The 33-year-old Italian retired Saturday only minutes after defeating compatriot and friend-since-childhood Roberta Vinci 7-6 (7/4), 6-2 to become the oldest first-time women's Grand Slam champion.
"With this winning today, my life is perfect," Pennetta said.
"To play like this and finish like this, it's amazing. I'm so happy and so proud of myself. I couldn't finish in a better way.
"If I have to dream about how I want to stop playing, this is the perfect way."
With the decision made last month at Toronto, Pennetta was more relaxed as she played her final Grand Slam event.
"Maybe that's why I'm here today (as champion)," she said. "It takes a lot of pressure out. I was trying to play every match like it was my last one."
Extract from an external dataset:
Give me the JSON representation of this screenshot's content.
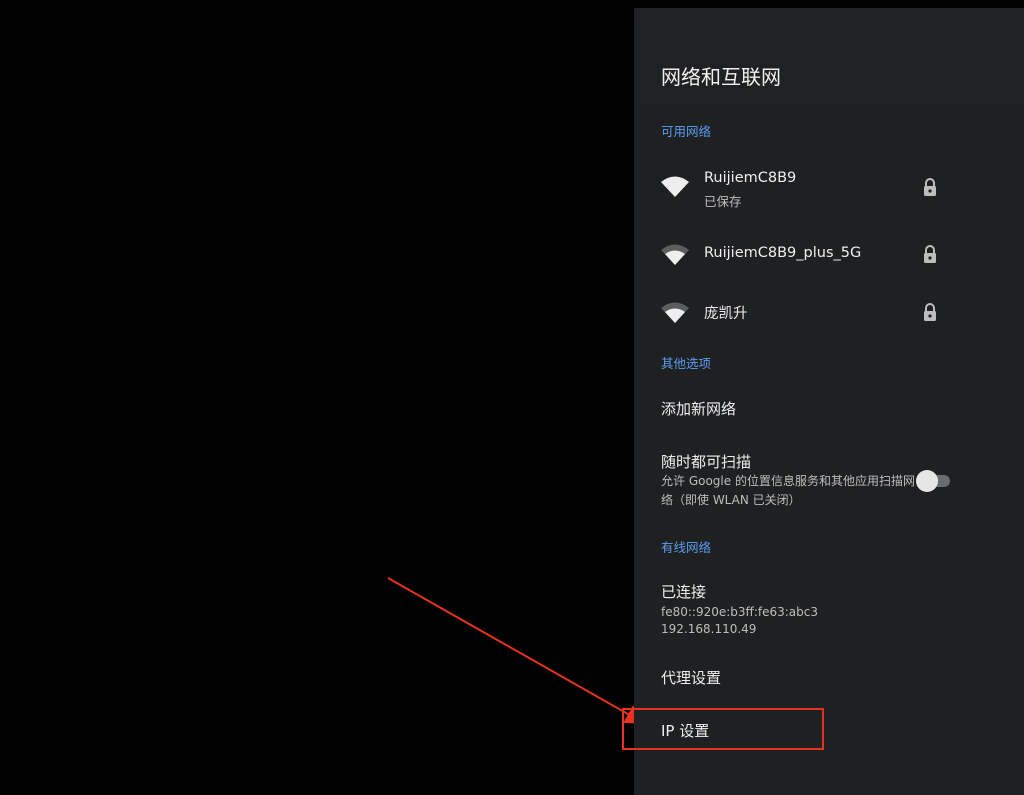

Pennetta detailed her retirement plans after the match, saying she will play to the end of the year, including events at Wuhan and Beijing and the WTA Finals in Singapore if she qualifies.
But Pennetta has no plans to defend her crown or consider the 2016 Olympics because she says the time to leave is now.
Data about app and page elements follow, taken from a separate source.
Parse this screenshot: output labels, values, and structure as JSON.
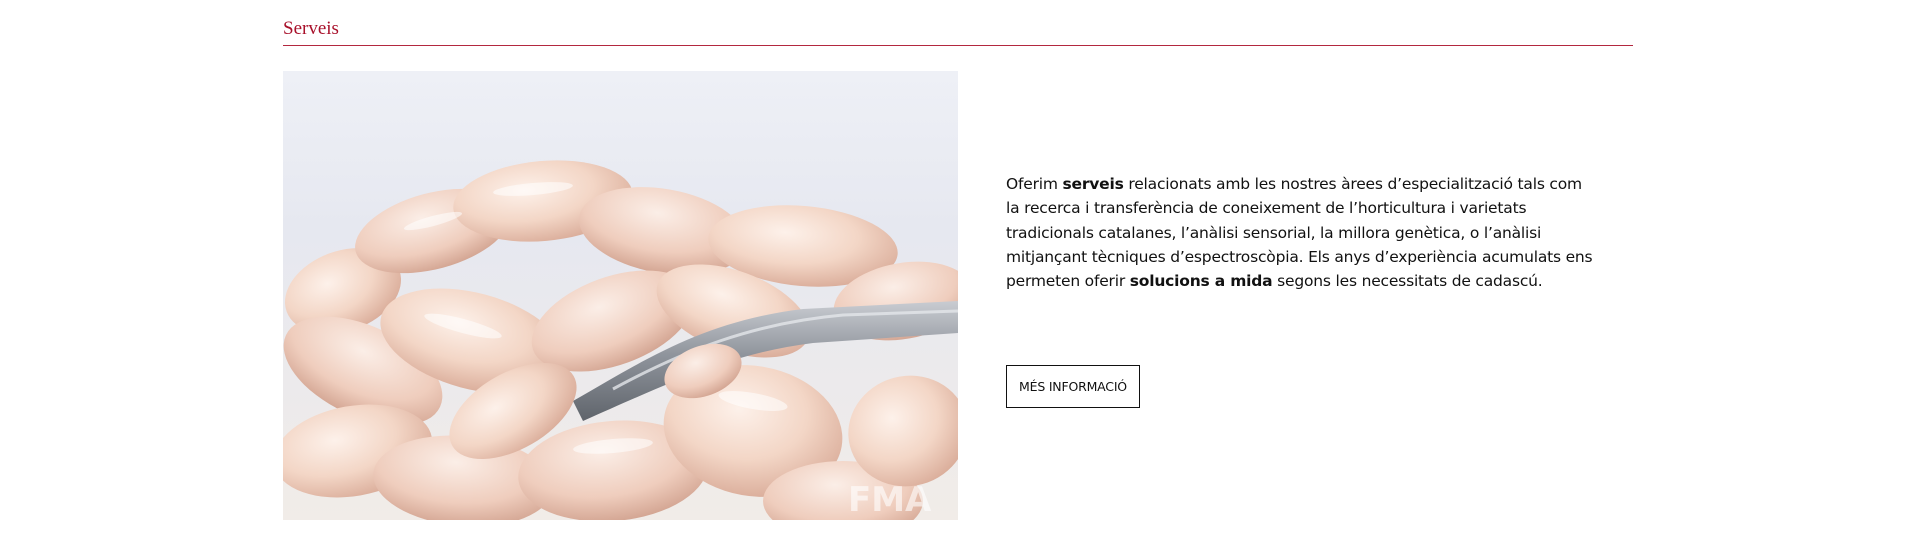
{
  "section": {
    "title": "Serveis"
  },
  "photo": {
    "subject": "white beans with a metal spoon",
    "watermark": "FMA"
  },
  "description": {
    "part1": "Oferim ",
    "bold1": "serveis",
    "part2": " relacionats amb les nostres àrees d’especialització tals com la recerca i transferència de coneixement de l’horticultura i varietats tradicionals catalanes, l’anàlisi sensorial, la millora genètica, o l’anàlisi mitjançant tècniques d’espectroscòpia. Els anys d’experiència acumulats ens permeten oferir ",
    "bold2": "solucions a mida",
    "part3": " segons les necessitats de cadascú."
  },
  "button": {
    "label": "MÉS INFORMACIÓ"
  },
  "colors": {
    "accent": "#a8102a",
    "rule": "#b3283f",
    "text": "#111111"
  }
}
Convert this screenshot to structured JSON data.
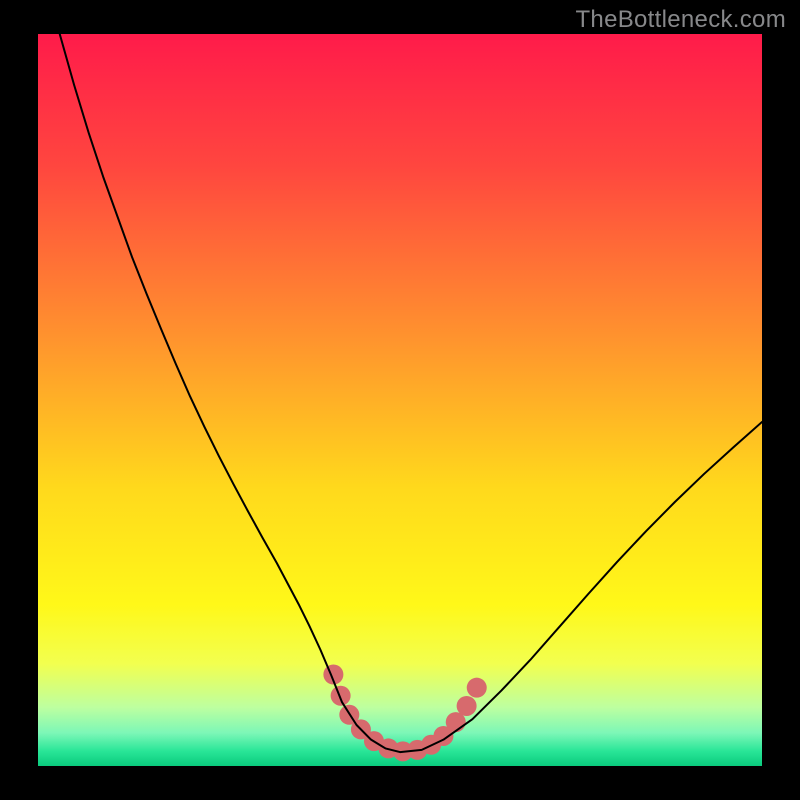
{
  "watermark": {
    "text": "TheBottleneck.com"
  },
  "chart_data": {
    "type": "line",
    "title": "",
    "xlabel": "",
    "ylabel": "",
    "xlim": [
      0,
      100
    ],
    "ylim": [
      0,
      100
    ],
    "grid": false,
    "legend": false,
    "background": {
      "type": "vertical-gradient",
      "stops": [
        {
          "pos": 0.0,
          "color": "#ff1b4a"
        },
        {
          "pos": 0.18,
          "color": "#ff463f"
        },
        {
          "pos": 0.4,
          "color": "#ff8e2f"
        },
        {
          "pos": 0.62,
          "color": "#ffd91c"
        },
        {
          "pos": 0.78,
          "color": "#fff819"
        },
        {
          "pos": 0.86,
          "color": "#f2ff4f"
        },
        {
          "pos": 0.92,
          "color": "#bdffa0"
        },
        {
          "pos": 0.955,
          "color": "#7cf7b7"
        },
        {
          "pos": 0.98,
          "color": "#28e597"
        },
        {
          "pos": 1.0,
          "color": "#0acb7d"
        }
      ]
    },
    "series": [
      {
        "name": "bottleneck-curve",
        "color": "#000000",
        "width": 2,
        "x": [
          3,
          5,
          7,
          9,
          11,
          13,
          15,
          17,
          19,
          21,
          23,
          25,
          27,
          29,
          31,
          33,
          34.5,
          36,
          37.5,
          39,
          40.5,
          42,
          44,
          46,
          48,
          50,
          53,
          56,
          60,
          64,
          68,
          72,
          76,
          80,
          84,
          88,
          92,
          96,
          100
        ],
        "y": [
          100,
          93,
          86.5,
          80.5,
          75,
          69.5,
          64.5,
          59.7,
          55,
          50.5,
          46.3,
          42.3,
          38.5,
          34.8,
          31.2,
          27.7,
          24.9,
          22.1,
          19.1,
          15.9,
          12.4,
          8.7,
          5.6,
          3.6,
          2.4,
          1.9,
          2.2,
          3.6,
          6.4,
          10.3,
          14.5,
          19.0,
          23.5,
          27.9,
          32.1,
          36.1,
          39.9,
          43.5,
          47.0
        ]
      }
    ],
    "markers": {
      "name": "lowest-bottleneck-range",
      "color": "#d76a6d",
      "radius": 10,
      "points": [
        {
          "x": 40.8,
          "y": 12.5
        },
        {
          "x": 41.8,
          "y": 9.6
        },
        {
          "x": 43.0,
          "y": 7.0
        },
        {
          "x": 44.6,
          "y": 5.0
        },
        {
          "x": 46.4,
          "y": 3.4
        },
        {
          "x": 48.4,
          "y": 2.4
        },
        {
          "x": 50.4,
          "y": 2.0
        },
        {
          "x": 52.4,
          "y": 2.2
        },
        {
          "x": 54.3,
          "y": 2.9
        },
        {
          "x": 56.0,
          "y": 4.1
        },
        {
          "x": 57.7,
          "y": 6.0
        },
        {
          "x": 59.2,
          "y": 8.2
        },
        {
          "x": 60.6,
          "y": 10.7
        }
      ]
    }
  }
}
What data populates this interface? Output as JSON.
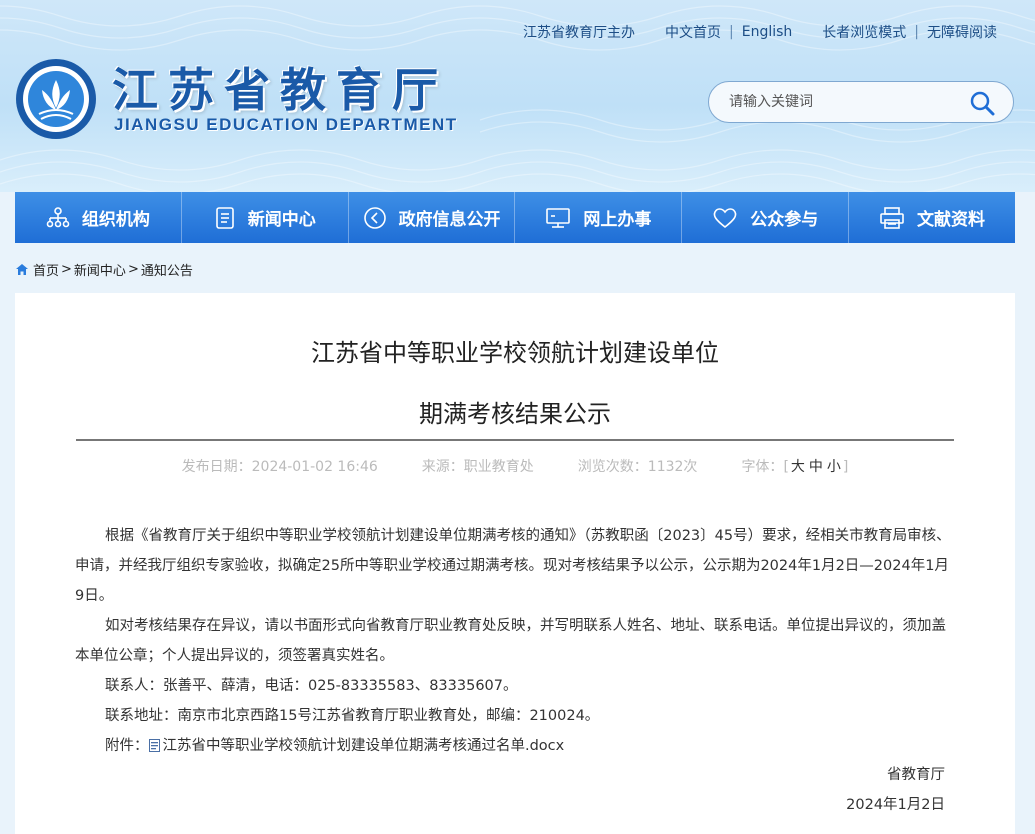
{
  "header": {
    "top_links": [
      "江苏省教育厅主办",
      "中文首页",
      "English",
      "长者浏览模式",
      "无障碍阅读"
    ],
    "title_cn": "江苏省教育厅",
    "title_en": "JIANGSU EDUCATION DEPARTMENT",
    "search_placeholder": "请输入关键词",
    "colors": {
      "brand_blue": "#1a5aa8",
      "nav_blue": "#2a7cdd"
    }
  },
  "nav": {
    "items": [
      {
        "label": "组织机构",
        "icon": "org-chart-icon"
      },
      {
        "label": "新闻中心",
        "icon": "document-icon"
      },
      {
        "label": "政府信息公开",
        "icon": "arrow-circle-icon"
      },
      {
        "label": "网上办事",
        "icon": "monitor-icon"
      },
      {
        "label": "公众参与",
        "icon": "heart-icon"
      },
      {
        "label": "文献资料",
        "icon": "printer-icon"
      }
    ]
  },
  "breadcrumb": {
    "home": "首页",
    "sep": ">",
    "items": [
      "新闻中心",
      "通知公告"
    ]
  },
  "article": {
    "title_line1": "江苏省中等职业学校领航计划建设单位",
    "title_line2": "期满考核结果公示",
    "meta": {
      "date_label": "发布日期：",
      "date": "2024-01-02 16:46",
      "source_label": "来源：",
      "source": "职业教育处",
      "views_label": "浏览次数：",
      "views": "1132次",
      "font_label": "字体：",
      "font_open": "[",
      "font_sizes": [
        "大",
        "中",
        "小"
      ],
      "font_close": "]"
    },
    "paragraph1": "根据《省教育厅关于组织中等职业学校领航计划建设单位期满考核的通知》（苏教职函〔2023〕45号）要求，经相关市教育局审核、申请，并经我厅组织专家验收，拟确定25所中等职业学校通过期满考核。现对考核结果予以公示，公示期为2024年1月2日—2024年1月9日。",
    "paragraph2": "如对考核结果存在异议，请以书面形式向省教育厅职业教育处反映，并写明联系人姓名、地址、联系电话。单位提出异议的，须加盖本单位公章；个人提出异议的，须签署真实姓名。",
    "contact": "联系人：张善平、薛清，电话：025-83335583、83335607。",
    "address": "联系地址：南京市北京西路15号江苏省教育厅职业教育处，邮编：210024。",
    "attachment_label": "附件：",
    "attachment_file": "江苏省中等职业学校领航计划建设单位期满考核通过名单.docx",
    "signature": "省教育厅",
    "sign_date": "2024年1月2日"
  }
}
"Sometimes it's getting hard for me to compete," Pennetta said. "If you don't fight every week in the same way I did today, it's going to be like bad. And I don't feel I have this power anymore. So this is the perfect moment.
"Was a really hard decision to make, but I'm really happy that I did it."
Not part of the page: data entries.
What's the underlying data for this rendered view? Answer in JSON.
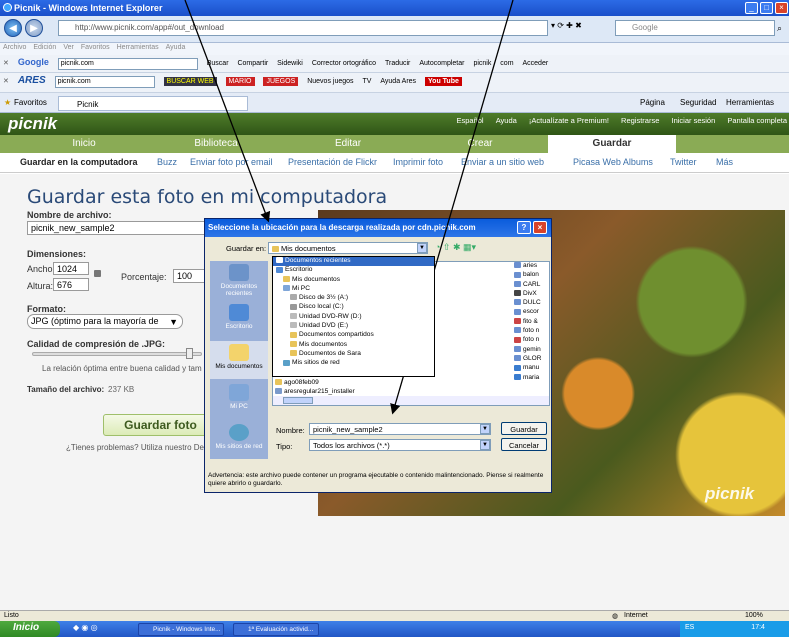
{
  "window": {
    "title": "Picnik - Windows Internet Explorer"
  },
  "address": {
    "url": "http://www.picnik.com/app#/out_download",
    "search_placeholder": "Google"
  },
  "menu": [
    "Archivo",
    "Edición",
    "Ver",
    "Favoritos",
    "Herramientas",
    "Ayuda"
  ],
  "google_toolbar": {
    "search": "picnik.com",
    "items": [
      "Buscar",
      "Compartir",
      "Sidewiki",
      "Corrector ortográfico",
      "Traducir",
      "Autocompletar",
      "picnik",
      "com",
      "Acceder"
    ]
  },
  "ares_toolbar": {
    "search": "picnik.com",
    "items": [
      "BUSCAR WEB",
      "MARIO",
      "JUEGOS",
      "Nuevos juegos",
      "TV",
      "Ayuda Ares",
      "You Tube"
    ]
  },
  "favorites_bar": {
    "favorites": "Favoritos",
    "tab": "Picnik",
    "tools": [
      "Página",
      "Seguridad",
      "Herramientas"
    ]
  },
  "picnik": {
    "logo": "picnik",
    "top_links": [
      "Español",
      "Ayuda",
      "¡Actualízate a Premium!",
      "Registrarse",
      "Iniciar sesión",
      "Pantalla completa"
    ],
    "tabs": [
      "Inicio",
      "Biblioteca",
      "Editar",
      "Crear",
      "Guardar"
    ],
    "active_tab": "Guardar",
    "sub_tabs": [
      "Guardar en la computadora",
      "Buzz",
      "Enviar foto por email",
      "Presentación de Flickr",
      "Imprimir foto",
      "Enviar a un sitio web",
      "Picasa Web Albums",
      "Twitter",
      "Más"
    ],
    "heading": "Guardar esta foto en mi computadora",
    "filename_label": "Nombre de archivo:",
    "filename_value": "picnik_new_sample2",
    "dimensions_label": "Dimensiones:",
    "width_label": "Ancho:",
    "width_value": "1024",
    "height_label": "Altura:",
    "height_value": "676",
    "percentage_label": "Porcentaje:",
    "percentage_value": "100",
    "format_label": "Formato:",
    "format_value": "JPG (óptimo para la mayoría de",
    "quality_label": "Calidad de compresión de .JPG:",
    "quality_text": "La relación óptima entre buena calidad y tam",
    "filesize_label": "Tamaño del archivo:",
    "filesize_value": "237 KB",
    "save_button": "Guardar foto",
    "problems_text": "¿Tienes problemas? Utiliza nuestro De",
    "watermark": "picnik"
  },
  "dialog": {
    "title": "Seleccione la ubicación para la descarga realizada por cdn.picnik.com",
    "save_in_label": "Guardar en:",
    "save_in_value": "Mis documentos",
    "places": [
      "Documentos recientes",
      "Escritorio",
      "Mis documentos",
      "Mi PC",
      "Mis sitios de red"
    ],
    "dropdown_items": [
      "Documentos recientes",
      "Escritorio",
      "Mis documentos",
      "Mi PC",
      "Disco de 3½ (A:)",
      "Disco local (C:)",
      "Unidad DVD-RW (D:)",
      "Unidad DVD (E:)",
      "Documentos compartidos",
      "Mis documentos",
      "Documentos de Sara",
      "Mis sitios de red"
    ],
    "files_below": [
      "ago08feb09",
      "aresregular215_installer"
    ],
    "files_right": [
      "aries",
      "balon",
      "CARL",
      "DivX",
      "DULC",
      "escor",
      "fito &",
      "foto n",
      "foto n",
      "gemin",
      "GLOR",
      "manu",
      "maria"
    ],
    "name_label": "Nombre:",
    "name_value": "picnik_new_sample2",
    "type_label": "Tipo:",
    "type_value": "Todos los archivos (*.*)",
    "save_button": "Guardar",
    "cancel_button": "Cancelar",
    "warning": "Advertencia: este archivo puede contener un programa ejecutable o contenido malintencionado. Piense si realmente quiere abrirlo o guardarlo."
  },
  "status": {
    "left": "Listo",
    "zone": "Internet",
    "zoom": "100%"
  },
  "taskbar": {
    "start": "Inicio",
    "tasks": [
      "Picnik - Windows Inte...",
      "1ª Evaluación activid..."
    ],
    "tray": "ES",
    "clock": "17:4"
  }
}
Pennetta only told her teen roommate and surrogate sister Vinci she would retire just before the awards ceremony.
"It's so magical because you have one of your best friends with you at this moment," Pennetta said. "She was unbelievable."
Pennetta's journey to a title on the New York hardcourts included having a drone crash into an empty part of Louis Armstrong Stadium during a second-round match against Romania's Monica Niculescu, making her fear some sort of attack.
It also included three triumphs over higher-rated foes, ousting 22nd-ranked Australian Samantha Stosur, Czech fifth seed Petra Kvitova and Romanian second seed Simona Halep.
Pennetta's decision to retire came at a tuneup event last month in Canada.
"I have to say, Toronto was the moment where I really say, 'It's the time,'" she said. "For me, sometimes, it's getting hard to compete."
Even if she lost on Saturday, Pennetta had decided she was done at season's end.
"Winning or lose today, nothing was going to change. The decision was already there," she said.
Retirement did not nag at Pennetta's mind as she went through her matches.
"Sometimes it was getting in my mind, but I didn't think too much about that," she said. "I was just focused on my game. Just play tennis. That was my goal."
Now Pennetta, whose boyfriend is Italian ATP player Fabio Fognini, faces the unknown and strange world of life after tennis.
"I don't know what I like to do, so I have to discover everything," she said. "It's a new life for me.
"Sometimes we are more scared to take the decision because we don't know what we like or what we're going to do after, how is going to be the life.
"But I think it's going to be a pretty good life. I did everything that I expected.
"And more. Much more."